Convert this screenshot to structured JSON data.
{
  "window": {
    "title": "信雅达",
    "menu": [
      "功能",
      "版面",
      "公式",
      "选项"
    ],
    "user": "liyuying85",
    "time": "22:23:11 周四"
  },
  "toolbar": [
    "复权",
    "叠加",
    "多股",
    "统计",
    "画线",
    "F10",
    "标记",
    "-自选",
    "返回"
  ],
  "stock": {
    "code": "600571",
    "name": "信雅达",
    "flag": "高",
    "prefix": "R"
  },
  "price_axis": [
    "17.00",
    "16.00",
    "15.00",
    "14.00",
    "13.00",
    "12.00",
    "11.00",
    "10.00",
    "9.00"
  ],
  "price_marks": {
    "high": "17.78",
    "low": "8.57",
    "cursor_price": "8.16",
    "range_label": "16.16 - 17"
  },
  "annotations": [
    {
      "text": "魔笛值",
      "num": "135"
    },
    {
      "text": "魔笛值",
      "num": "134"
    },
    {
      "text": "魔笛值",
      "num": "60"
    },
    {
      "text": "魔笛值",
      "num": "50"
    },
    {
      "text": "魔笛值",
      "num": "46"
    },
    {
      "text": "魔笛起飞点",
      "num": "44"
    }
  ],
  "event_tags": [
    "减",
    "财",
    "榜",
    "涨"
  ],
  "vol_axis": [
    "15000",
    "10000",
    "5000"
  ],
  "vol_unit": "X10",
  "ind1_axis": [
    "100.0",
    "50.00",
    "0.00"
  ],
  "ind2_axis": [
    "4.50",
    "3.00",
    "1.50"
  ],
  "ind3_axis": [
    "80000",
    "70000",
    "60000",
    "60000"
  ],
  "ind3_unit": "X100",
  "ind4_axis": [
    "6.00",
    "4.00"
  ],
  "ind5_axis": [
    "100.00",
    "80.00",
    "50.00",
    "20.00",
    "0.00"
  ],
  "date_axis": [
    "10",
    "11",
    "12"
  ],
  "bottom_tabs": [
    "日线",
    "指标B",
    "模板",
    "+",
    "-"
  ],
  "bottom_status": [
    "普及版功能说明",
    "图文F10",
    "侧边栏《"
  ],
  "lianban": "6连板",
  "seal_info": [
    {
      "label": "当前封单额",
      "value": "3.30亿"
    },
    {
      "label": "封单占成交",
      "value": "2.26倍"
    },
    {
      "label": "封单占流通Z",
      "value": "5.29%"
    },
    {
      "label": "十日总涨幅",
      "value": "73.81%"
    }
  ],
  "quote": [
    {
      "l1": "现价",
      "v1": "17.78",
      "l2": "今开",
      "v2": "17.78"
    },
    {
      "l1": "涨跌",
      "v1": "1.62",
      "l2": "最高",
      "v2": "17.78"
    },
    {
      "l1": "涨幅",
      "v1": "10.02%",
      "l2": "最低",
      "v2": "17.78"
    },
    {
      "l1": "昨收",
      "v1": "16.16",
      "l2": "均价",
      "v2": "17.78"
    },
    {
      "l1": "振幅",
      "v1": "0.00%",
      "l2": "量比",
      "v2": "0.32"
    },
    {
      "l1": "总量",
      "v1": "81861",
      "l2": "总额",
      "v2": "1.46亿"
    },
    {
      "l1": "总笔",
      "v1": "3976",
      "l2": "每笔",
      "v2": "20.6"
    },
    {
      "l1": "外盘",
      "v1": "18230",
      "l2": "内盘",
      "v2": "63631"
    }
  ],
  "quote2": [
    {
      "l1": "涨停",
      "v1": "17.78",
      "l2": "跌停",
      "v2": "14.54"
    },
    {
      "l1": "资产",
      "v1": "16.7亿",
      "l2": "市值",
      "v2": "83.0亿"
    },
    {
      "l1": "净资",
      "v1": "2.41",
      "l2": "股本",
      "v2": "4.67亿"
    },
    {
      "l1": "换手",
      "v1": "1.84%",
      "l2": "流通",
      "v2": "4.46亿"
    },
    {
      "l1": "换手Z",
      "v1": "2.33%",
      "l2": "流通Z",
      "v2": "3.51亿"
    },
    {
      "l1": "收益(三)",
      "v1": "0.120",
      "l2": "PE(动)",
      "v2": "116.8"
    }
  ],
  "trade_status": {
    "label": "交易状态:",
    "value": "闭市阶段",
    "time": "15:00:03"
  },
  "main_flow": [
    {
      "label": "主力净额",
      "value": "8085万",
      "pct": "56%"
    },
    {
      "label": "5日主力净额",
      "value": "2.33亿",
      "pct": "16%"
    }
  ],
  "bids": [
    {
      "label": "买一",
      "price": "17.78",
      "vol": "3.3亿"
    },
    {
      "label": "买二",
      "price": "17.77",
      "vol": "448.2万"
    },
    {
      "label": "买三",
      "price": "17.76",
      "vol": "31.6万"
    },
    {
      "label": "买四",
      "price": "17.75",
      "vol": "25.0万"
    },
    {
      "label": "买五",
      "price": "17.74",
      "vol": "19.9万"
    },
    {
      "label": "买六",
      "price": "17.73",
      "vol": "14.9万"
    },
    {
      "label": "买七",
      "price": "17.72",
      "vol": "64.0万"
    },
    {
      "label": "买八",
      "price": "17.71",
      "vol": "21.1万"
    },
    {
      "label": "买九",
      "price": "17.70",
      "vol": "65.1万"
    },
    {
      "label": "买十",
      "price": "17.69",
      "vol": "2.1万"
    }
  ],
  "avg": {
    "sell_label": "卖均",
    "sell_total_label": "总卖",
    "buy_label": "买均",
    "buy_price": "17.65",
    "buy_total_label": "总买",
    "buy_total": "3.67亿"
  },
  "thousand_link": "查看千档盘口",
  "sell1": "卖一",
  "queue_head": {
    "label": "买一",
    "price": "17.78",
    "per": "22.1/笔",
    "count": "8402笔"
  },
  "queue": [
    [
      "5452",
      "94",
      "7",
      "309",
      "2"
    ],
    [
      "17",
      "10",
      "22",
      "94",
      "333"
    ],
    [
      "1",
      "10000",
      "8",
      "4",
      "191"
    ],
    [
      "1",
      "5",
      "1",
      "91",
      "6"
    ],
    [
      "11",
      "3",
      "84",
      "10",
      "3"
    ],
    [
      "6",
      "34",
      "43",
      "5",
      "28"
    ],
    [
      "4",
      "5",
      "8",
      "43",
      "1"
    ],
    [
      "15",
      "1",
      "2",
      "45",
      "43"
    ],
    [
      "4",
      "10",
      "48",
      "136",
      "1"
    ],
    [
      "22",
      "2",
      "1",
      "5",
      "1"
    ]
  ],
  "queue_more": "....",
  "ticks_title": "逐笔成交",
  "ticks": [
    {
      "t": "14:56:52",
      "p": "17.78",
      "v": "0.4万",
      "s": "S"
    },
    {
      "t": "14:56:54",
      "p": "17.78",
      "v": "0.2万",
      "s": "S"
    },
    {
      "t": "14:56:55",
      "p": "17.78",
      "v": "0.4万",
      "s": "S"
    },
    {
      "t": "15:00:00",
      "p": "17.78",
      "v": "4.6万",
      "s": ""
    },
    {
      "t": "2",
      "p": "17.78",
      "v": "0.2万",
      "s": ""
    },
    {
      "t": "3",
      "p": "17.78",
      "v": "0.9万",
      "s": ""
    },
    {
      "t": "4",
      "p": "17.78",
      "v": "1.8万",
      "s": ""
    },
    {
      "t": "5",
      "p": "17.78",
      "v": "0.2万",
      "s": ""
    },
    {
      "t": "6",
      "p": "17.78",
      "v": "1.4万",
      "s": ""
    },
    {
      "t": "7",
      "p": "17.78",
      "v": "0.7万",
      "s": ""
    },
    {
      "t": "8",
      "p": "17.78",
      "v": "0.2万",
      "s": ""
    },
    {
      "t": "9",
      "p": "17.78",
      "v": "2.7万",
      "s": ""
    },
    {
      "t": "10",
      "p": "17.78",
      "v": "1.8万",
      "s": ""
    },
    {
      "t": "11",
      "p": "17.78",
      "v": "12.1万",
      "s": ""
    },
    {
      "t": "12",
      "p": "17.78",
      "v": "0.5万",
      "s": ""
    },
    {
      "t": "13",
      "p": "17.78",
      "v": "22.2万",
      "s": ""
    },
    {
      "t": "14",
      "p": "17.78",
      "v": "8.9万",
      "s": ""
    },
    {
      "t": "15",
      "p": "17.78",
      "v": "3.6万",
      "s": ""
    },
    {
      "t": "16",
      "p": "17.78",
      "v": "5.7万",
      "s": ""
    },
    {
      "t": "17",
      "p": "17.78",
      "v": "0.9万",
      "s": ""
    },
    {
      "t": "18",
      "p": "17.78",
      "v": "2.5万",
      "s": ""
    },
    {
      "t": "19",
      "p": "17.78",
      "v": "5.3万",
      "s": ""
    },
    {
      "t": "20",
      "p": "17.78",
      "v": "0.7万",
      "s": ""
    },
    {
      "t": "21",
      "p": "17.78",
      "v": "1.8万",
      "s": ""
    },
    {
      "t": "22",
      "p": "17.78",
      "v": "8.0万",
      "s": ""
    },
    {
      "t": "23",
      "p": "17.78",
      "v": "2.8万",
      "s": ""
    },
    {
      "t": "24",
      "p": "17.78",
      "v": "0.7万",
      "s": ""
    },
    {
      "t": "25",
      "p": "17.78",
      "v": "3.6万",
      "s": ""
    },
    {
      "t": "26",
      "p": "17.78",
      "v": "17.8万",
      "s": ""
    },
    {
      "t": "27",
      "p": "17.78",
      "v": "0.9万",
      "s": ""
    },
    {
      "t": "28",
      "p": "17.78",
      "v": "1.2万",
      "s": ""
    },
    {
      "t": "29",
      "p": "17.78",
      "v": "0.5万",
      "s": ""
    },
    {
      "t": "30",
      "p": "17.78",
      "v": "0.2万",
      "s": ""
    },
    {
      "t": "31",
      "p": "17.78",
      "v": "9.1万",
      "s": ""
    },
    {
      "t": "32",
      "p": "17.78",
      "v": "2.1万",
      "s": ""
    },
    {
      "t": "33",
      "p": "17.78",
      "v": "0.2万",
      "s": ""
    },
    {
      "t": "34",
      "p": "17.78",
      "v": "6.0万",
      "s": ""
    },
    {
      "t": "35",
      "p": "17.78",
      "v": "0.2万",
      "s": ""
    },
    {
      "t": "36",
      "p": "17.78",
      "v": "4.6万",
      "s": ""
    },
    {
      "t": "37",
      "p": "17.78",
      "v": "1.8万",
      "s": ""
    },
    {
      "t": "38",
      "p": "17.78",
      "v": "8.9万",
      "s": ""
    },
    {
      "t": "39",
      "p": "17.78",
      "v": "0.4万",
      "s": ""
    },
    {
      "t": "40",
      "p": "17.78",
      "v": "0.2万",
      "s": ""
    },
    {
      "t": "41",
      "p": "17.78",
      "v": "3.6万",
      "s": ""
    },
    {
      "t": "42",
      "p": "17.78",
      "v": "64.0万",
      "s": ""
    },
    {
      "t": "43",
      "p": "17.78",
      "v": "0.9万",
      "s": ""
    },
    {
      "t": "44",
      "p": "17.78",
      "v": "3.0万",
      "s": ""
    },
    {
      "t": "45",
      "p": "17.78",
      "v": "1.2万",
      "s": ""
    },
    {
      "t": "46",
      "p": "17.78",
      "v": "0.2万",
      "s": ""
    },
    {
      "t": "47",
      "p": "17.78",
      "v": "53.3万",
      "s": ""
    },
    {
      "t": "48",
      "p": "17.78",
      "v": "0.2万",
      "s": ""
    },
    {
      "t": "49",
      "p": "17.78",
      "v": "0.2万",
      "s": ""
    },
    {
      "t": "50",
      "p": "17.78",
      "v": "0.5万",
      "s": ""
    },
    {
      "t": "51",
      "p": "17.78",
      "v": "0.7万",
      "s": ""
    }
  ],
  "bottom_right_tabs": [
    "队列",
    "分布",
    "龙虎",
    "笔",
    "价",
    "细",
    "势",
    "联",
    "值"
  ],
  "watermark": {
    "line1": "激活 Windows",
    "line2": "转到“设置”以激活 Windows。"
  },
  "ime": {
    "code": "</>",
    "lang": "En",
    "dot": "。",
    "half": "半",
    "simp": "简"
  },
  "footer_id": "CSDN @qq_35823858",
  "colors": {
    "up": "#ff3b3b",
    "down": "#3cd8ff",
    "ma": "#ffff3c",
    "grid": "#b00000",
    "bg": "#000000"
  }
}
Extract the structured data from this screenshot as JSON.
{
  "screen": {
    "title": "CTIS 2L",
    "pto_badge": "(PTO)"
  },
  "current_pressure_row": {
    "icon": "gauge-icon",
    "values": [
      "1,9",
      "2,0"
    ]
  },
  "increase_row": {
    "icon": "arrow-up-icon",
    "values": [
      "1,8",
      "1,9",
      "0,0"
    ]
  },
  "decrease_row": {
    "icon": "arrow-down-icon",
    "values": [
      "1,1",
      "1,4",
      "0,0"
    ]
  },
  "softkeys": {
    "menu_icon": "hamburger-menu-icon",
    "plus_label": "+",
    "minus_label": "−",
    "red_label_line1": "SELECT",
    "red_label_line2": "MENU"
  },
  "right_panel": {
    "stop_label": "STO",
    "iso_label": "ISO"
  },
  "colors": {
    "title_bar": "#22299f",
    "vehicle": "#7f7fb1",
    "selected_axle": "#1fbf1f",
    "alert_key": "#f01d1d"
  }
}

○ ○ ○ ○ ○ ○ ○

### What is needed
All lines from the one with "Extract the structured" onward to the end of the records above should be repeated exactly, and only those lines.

### Response
Extract the structured data from this screenshot as JSON.
{
  "screen": {
    "title": "CTIS 2L",
    "pto_badge": "(PTO)"
  },
  "current_pressure_row": {
    "icon": "gauge-icon",
    "values": [
      "1,9",
      "2,0"
    ]
  },
  "increase_row": {
    "icon": "arrow-up-icon",
    "values": [
      "1,8",
      "1,9",
      "0,0"
    ]
  },
  "decrease_row": {
    "icon": "arrow-down-icon",
    "values": [
      "1,1",
      "1,4",
      "0,0"
    ]
  },
  "softkeys": {
    "menu_icon": "hamburger-menu-icon",
    "plus_label": "+",
    "minus_label": "−",
    "red_label_line1": "SELECT",
    "red_label_line2": "MENU"
  },
  "right_panel": {
    "stop_label": "STO",
    "iso_label": "ISO"
  },
  "colors": {
    "title_bar": "#22299f",
    "vehicle": "#7f7fb1",
    "selected_axle": "#1fbf1f",
    "alert_key": "#f01d1d"
  }
}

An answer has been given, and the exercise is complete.